As part of Measure R, the sales tax approved by Los Angeles County voters in November 2008 that will dedicate billions to new rapid transit, $200 million was dedicated to the extension of the Green Line light rail to
Continue reading For L.A., How to Build an Airport Rail Connection That Makes Sense for Passengers? »
» DeKalb County NAACP announces intention to attempt to thwart passage of transit tax this summer.
Getting the residents of the 10-county Atlanta region to agree on anything was always going to be a difficult effort. The newest controversy about which projects to fund with a new sales tax there raises questions about what to do when a lot of money is available for transit — but there isn’t enough for every proposed project.
Back in 1971, when MARTA was formed to run Atlanta’s new federally funded rail system, the agency — and its dedicated funding stream — were restricted to Fulton and DeKalb Counties, which surround the City of Atlanta and which sit at the center of the region. At the time, those counties represented about 70% of the region’s population of 1.5 million, so restricting adequate public transportation in those areas was perhaps an acceptable compromise in an area of

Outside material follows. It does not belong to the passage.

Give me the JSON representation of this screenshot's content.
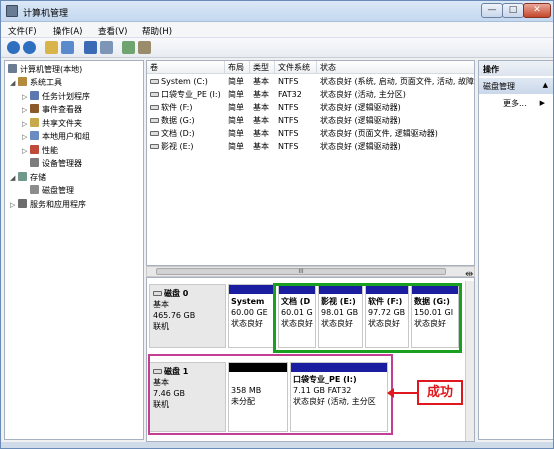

Continue reading In the Atlanta Region, Disagreements about Investment Priorities Spur Discord Over a Planned Transit Tax »